20 Years of The Glow Pt. 2
2001 was a big year in the world of indie rock and folk music. With big releases coming from Spoon, Fugazi, The Strokes, Built to Spill, and many more, The Microphones produced a record that can stack up against any from this year titled The Glow Pt. 2. Released by Phil Elverum and company on September 11, 2001, The Glow Pt. 2 has become one of the most important indie albums of the 21st century. From the iconic album cover depicting an elephant in a forest, to the twisted beauty in the lo-fi, Daniel Johnston-esque vocals, beautiful guitar riffs, and ambient distortion, this album has a lot to offer to any listener looking for something unique. The simplicity of the project may give the music its depth more than anything, along with Elverum’s touching and very personal songwriting.
Before even listening to the record, just taking a moment to observe the cover art can help uncover some of what Elverum may have intended to communicate with the tracks. A pine forest under moonlight can be a very beautiful and peaceful place, but an elephant is a loud and rambunctious animal that stands out, especially in this environment. This could have been Elverum’s way of depicting how soft and beautiful some of the tracks are, and how loud and overpowering others are. Or perhaps it was another way for Phil to make the album personal, showing how he and possibly his bandmates, along with anyone who is truthful to themselves, sometimes feels out of place and uncomfortable in their environment, or maybe even their own skin.
This is one of those albums that are best listened to by hitting play and not doing anything until it’s over. It may sound cliché, but the project is so well-rounded top to bottom that a chronological listen may be the best route, at least for your first go. The first four tracks, “I Want Wind to Blow,” “The Glow, Pt. 2,” “The Moon,” and “Headless Horseman,” are some of the Elverum’s best and most iconic songs in his long and illustrious music career. As you work your way through the album, you will find a mirage of songs harsh and soft, all in one way or another connecting to you, or at least being a window into Elverum’s mind and feelings at the time. His use of natural imagery throughout, paired with soft acoustic guitar and ambient background effects makes the project feel nostalgic at first listen. And just as the project began, it ends with some of its best songs, including “I Felt Your Shape,” “Samurai Sword,” and lastly, “My Warm Blood.”

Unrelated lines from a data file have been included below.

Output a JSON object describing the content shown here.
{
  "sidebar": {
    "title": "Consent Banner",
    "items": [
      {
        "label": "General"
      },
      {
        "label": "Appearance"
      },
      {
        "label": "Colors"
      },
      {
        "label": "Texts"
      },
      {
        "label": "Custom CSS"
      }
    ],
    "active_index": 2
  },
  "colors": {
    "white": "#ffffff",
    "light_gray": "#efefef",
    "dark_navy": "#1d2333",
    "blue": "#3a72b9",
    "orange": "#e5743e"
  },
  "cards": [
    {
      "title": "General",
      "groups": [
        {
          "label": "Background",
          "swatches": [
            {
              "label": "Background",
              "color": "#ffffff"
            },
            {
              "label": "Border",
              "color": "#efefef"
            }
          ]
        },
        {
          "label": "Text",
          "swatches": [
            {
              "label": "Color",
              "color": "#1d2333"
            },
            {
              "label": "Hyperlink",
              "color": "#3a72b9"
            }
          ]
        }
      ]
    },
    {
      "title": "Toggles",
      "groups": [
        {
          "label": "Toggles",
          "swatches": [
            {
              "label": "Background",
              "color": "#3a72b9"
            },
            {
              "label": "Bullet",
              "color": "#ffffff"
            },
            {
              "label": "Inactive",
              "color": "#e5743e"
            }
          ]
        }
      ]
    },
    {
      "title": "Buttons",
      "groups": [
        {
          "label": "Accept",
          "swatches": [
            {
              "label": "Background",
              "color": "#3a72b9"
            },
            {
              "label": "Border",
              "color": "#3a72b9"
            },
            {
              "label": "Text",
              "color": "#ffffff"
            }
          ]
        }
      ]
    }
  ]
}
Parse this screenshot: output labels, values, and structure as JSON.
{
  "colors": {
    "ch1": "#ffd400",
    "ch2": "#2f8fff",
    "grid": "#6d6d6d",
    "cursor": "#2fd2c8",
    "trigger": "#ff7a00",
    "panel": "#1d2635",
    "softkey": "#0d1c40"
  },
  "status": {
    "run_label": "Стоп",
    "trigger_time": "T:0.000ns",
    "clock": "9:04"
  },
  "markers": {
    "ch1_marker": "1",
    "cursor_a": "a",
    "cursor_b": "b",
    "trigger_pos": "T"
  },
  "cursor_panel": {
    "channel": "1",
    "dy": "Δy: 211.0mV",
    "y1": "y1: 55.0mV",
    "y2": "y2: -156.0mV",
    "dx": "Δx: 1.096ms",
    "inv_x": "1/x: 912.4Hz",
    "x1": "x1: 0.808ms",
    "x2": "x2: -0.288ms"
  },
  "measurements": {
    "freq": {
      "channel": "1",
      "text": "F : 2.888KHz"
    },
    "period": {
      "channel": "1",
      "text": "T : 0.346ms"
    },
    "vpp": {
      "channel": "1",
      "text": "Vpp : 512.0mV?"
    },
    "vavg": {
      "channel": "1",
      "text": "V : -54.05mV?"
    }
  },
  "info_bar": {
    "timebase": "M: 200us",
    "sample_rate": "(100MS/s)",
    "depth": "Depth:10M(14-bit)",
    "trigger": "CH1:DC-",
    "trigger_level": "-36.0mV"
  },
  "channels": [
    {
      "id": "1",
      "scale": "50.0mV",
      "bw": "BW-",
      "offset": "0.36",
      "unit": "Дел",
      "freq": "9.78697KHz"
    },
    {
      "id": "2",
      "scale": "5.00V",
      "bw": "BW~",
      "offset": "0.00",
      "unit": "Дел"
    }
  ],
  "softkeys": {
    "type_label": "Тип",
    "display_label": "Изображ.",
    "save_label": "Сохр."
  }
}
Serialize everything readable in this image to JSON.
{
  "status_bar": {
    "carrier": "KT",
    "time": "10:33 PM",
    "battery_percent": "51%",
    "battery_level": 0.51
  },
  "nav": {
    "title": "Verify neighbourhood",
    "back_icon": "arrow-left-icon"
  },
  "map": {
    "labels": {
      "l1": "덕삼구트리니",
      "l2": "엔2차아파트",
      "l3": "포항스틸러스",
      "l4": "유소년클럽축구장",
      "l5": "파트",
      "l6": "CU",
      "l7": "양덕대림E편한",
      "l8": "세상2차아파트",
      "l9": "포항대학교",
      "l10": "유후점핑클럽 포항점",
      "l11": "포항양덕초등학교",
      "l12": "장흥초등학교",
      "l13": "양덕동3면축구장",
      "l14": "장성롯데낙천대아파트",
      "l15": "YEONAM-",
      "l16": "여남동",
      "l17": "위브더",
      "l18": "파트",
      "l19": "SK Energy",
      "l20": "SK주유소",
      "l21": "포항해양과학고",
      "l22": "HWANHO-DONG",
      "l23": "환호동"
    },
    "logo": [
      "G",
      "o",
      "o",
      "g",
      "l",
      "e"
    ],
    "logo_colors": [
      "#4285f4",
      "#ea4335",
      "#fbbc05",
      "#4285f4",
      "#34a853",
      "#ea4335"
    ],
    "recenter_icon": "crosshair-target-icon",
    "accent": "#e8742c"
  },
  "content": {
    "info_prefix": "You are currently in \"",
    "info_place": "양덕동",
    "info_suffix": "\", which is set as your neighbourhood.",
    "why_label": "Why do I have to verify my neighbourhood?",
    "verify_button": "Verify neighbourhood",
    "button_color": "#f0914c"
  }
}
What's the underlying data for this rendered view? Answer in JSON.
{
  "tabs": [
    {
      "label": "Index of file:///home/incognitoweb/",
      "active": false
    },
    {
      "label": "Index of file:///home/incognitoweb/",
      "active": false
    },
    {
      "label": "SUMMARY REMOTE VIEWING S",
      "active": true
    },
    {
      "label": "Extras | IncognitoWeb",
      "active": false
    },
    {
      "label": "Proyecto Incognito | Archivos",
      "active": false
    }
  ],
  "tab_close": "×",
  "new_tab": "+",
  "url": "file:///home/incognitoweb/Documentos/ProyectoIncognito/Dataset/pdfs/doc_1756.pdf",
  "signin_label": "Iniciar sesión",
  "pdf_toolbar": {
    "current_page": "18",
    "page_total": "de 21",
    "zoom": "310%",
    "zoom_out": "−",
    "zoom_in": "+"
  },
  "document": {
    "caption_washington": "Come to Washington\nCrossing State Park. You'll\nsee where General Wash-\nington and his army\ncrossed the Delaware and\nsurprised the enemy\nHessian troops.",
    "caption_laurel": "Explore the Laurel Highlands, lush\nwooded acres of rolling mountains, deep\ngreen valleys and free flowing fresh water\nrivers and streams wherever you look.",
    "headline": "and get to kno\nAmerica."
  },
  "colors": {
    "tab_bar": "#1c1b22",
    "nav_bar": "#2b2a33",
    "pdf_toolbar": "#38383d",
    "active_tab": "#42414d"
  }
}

This simple composition of 20 tracks has had just as big of an impact on indie music as any over the last 20 years, and it has brought joy and comfort to so many. Elverum put out some of his best work with this album, but there are loads of other projects he has made since, under The Microphones, Mount Eerie, and as a solo artist. Still, it would be a tall task for the ever-talented musician and producer to come up with something that can rival this project’s relatability, influence, and outright beauty.